Collected data
◆ ◆ ◆
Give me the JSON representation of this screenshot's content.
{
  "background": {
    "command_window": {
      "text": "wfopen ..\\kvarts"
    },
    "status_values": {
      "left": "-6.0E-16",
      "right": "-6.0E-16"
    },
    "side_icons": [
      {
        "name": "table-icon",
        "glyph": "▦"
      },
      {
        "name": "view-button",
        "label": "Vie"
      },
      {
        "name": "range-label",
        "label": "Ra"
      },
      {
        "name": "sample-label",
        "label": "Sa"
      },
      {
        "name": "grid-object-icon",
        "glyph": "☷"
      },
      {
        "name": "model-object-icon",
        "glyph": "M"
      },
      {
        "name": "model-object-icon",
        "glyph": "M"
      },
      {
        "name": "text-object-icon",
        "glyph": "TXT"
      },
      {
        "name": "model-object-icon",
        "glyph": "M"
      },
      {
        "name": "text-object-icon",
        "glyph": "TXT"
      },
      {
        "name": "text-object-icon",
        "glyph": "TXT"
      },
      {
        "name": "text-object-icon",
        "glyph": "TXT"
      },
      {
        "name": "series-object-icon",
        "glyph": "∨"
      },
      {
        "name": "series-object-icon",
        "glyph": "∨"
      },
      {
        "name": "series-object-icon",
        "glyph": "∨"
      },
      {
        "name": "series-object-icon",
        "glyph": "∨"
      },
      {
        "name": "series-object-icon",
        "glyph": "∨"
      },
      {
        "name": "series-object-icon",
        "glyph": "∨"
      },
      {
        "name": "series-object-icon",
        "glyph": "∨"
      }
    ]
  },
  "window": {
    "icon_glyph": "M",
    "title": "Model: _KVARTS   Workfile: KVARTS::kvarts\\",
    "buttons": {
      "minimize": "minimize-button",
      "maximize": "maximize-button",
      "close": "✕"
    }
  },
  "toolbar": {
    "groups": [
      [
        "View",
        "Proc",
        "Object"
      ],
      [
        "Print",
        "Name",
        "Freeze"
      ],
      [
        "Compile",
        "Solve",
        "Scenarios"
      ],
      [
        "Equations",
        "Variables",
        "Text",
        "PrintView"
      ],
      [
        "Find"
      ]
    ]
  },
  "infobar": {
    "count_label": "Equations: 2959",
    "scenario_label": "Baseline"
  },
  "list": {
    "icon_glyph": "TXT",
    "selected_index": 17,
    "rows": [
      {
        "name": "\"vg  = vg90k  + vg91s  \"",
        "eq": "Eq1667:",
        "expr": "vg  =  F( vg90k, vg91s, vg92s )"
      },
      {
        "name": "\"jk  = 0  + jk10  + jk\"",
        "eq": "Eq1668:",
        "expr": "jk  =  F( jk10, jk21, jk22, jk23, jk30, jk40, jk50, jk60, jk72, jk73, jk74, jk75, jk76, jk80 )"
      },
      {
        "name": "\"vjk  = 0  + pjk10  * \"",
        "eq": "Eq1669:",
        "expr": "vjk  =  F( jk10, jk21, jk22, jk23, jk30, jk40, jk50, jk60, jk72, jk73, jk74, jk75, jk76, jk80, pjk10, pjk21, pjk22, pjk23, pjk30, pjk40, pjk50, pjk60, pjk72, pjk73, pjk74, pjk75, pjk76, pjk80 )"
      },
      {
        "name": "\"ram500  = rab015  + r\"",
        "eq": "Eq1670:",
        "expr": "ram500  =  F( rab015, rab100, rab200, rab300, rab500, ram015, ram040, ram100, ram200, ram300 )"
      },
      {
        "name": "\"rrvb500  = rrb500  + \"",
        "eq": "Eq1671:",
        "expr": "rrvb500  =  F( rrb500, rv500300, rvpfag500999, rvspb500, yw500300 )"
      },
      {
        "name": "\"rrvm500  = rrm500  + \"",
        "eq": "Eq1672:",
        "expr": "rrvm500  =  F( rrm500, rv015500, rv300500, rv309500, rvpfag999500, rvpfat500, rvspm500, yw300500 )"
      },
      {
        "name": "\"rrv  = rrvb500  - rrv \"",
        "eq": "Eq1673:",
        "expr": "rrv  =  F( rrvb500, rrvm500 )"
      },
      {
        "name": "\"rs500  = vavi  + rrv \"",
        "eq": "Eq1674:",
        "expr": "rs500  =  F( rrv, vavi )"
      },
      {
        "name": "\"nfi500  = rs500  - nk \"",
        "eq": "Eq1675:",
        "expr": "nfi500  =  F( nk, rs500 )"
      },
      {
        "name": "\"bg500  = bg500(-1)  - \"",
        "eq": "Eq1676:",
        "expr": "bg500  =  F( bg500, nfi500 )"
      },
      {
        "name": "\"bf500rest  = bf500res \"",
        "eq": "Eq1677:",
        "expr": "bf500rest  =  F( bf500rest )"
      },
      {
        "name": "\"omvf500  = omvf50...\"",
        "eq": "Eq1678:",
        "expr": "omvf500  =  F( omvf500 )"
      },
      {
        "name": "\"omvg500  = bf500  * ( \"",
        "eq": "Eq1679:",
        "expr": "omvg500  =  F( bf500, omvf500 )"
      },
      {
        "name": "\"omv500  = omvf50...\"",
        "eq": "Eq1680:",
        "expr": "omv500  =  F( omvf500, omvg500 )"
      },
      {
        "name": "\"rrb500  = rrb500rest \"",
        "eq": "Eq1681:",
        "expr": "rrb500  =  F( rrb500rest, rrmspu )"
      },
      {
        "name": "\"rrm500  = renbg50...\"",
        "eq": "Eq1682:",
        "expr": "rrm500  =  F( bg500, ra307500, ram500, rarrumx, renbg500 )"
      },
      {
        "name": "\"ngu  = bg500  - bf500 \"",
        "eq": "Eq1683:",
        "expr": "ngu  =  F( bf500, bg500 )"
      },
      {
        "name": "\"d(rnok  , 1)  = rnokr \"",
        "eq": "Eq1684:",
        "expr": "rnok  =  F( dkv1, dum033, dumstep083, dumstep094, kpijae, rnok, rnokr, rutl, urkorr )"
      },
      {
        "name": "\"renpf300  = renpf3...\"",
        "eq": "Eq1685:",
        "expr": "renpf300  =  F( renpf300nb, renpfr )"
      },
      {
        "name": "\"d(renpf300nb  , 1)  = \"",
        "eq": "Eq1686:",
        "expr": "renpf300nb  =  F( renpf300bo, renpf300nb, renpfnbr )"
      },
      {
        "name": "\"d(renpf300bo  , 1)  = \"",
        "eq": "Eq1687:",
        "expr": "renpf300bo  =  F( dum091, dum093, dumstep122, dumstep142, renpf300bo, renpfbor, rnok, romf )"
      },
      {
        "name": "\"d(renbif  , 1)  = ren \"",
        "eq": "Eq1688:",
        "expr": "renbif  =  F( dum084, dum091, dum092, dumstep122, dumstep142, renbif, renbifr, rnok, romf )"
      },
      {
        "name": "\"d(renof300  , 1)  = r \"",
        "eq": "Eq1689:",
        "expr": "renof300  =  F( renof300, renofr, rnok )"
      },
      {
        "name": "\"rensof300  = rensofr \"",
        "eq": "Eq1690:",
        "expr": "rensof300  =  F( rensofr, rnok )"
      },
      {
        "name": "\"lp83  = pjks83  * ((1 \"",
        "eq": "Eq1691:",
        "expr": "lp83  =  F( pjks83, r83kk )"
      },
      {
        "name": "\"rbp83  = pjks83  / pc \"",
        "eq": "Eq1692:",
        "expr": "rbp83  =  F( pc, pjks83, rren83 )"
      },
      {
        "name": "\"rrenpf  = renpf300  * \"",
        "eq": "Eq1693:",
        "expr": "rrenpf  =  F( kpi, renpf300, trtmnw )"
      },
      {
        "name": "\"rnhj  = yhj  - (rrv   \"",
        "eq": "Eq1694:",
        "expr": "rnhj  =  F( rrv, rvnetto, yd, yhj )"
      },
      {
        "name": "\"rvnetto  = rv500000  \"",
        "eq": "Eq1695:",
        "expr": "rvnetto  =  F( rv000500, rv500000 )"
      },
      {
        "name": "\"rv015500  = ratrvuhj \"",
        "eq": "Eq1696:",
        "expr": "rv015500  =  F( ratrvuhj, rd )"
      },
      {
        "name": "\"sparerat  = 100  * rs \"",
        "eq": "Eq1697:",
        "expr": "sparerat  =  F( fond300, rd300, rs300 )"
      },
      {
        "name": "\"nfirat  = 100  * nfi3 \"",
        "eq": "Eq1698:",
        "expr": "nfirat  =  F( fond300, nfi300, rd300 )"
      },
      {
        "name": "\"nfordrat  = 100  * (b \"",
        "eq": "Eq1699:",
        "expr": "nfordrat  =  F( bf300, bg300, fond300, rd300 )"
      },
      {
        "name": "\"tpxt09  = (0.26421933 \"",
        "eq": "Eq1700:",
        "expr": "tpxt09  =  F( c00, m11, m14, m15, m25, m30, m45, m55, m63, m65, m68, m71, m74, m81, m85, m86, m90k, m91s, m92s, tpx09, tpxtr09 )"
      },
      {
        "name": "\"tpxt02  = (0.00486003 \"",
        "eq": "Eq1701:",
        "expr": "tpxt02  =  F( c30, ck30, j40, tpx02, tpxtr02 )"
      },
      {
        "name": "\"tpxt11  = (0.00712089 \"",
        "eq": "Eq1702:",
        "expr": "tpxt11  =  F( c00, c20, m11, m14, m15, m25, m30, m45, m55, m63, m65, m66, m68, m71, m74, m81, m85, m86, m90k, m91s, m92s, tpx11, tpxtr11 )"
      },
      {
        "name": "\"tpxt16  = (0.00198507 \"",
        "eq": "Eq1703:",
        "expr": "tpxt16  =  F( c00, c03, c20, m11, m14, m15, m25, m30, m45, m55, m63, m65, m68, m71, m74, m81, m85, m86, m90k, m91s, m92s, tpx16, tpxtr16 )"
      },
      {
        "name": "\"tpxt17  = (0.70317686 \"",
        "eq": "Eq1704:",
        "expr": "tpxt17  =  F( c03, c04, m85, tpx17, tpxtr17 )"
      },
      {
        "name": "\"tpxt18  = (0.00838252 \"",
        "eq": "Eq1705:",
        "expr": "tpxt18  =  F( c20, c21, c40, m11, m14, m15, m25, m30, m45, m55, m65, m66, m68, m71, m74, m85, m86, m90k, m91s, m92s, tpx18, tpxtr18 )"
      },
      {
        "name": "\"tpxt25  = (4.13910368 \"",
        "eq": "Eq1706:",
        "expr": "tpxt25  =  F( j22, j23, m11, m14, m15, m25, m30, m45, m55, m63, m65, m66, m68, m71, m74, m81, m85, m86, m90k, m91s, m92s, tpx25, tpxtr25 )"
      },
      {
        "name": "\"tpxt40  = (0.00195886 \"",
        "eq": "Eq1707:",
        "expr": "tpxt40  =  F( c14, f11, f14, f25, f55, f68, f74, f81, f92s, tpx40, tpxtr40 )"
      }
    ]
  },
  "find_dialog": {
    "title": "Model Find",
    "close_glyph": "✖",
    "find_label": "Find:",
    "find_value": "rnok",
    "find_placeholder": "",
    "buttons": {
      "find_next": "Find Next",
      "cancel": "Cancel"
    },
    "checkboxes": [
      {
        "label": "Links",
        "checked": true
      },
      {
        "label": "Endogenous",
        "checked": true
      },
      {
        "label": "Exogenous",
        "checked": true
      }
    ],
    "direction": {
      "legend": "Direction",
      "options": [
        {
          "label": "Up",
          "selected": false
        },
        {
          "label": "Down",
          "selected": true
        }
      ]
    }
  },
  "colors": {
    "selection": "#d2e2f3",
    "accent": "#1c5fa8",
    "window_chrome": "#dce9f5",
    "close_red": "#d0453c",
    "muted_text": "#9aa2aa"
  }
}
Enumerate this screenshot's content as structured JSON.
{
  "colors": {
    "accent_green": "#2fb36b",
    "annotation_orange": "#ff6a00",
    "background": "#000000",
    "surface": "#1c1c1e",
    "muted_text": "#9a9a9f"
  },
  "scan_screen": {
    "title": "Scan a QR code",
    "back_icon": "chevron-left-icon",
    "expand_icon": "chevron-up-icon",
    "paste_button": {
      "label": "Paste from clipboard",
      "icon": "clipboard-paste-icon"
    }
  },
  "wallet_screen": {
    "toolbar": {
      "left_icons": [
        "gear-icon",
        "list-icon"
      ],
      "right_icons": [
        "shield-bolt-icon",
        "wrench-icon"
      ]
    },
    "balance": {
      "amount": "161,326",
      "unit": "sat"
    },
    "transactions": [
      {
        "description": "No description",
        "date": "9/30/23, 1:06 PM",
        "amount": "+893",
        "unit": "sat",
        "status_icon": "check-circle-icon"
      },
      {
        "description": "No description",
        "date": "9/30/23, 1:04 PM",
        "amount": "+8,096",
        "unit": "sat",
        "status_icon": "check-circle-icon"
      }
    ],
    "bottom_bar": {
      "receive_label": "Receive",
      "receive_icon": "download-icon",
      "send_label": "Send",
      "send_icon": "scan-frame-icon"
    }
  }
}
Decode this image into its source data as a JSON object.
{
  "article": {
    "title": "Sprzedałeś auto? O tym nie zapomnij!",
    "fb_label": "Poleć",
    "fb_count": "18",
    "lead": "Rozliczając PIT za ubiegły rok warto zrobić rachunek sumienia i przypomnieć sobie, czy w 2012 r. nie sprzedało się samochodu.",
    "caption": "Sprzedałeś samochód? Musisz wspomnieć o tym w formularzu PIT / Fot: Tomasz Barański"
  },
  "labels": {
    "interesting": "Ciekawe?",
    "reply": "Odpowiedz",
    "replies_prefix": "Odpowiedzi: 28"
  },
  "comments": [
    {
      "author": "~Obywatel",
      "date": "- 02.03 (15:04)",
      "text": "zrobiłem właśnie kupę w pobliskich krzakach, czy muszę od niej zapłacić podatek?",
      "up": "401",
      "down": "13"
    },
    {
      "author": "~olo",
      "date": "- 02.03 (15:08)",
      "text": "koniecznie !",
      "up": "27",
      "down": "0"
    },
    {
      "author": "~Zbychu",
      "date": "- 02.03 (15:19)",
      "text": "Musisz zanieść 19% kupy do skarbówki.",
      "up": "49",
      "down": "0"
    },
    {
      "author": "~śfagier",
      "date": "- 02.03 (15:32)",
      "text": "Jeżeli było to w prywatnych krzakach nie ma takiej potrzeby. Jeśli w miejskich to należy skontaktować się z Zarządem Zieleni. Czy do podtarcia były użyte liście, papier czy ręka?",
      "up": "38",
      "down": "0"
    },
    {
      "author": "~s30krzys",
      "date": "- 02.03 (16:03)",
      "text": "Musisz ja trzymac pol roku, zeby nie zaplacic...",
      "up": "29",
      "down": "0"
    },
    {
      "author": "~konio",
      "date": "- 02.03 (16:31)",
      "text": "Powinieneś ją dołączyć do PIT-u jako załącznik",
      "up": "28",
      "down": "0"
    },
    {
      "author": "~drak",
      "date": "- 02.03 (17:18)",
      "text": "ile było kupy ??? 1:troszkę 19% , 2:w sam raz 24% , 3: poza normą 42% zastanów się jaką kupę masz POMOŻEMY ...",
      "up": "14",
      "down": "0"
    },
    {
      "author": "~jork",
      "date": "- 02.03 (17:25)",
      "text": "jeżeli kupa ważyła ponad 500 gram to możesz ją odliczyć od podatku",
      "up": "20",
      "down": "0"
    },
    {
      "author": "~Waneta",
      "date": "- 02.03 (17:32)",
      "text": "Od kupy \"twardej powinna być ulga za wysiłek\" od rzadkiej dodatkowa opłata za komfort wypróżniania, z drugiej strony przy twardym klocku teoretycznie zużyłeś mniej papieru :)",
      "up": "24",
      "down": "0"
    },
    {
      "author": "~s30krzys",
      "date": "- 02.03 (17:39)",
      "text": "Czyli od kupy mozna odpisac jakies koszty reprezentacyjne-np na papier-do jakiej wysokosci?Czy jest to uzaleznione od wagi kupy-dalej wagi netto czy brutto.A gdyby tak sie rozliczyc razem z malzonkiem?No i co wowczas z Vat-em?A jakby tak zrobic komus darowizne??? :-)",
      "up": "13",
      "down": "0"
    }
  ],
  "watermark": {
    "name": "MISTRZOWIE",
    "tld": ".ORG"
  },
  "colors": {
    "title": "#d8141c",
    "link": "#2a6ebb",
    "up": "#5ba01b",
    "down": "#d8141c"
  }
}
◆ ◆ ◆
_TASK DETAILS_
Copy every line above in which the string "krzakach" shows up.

_WRITTEN RESPONSE_
      "text": "zrobiłem właśnie kupę w pobliskich krzakach, czy muszę od niej zapłacić podatek?",
      "text": "Jeżeli było to w prywatnych krzakach nie ma takiej potrzeby. Jeśli w miejskich to należy skontaktować się z Zarządem Zieleni. Czy do podtarcia były użyte liście, papier czy ręka?",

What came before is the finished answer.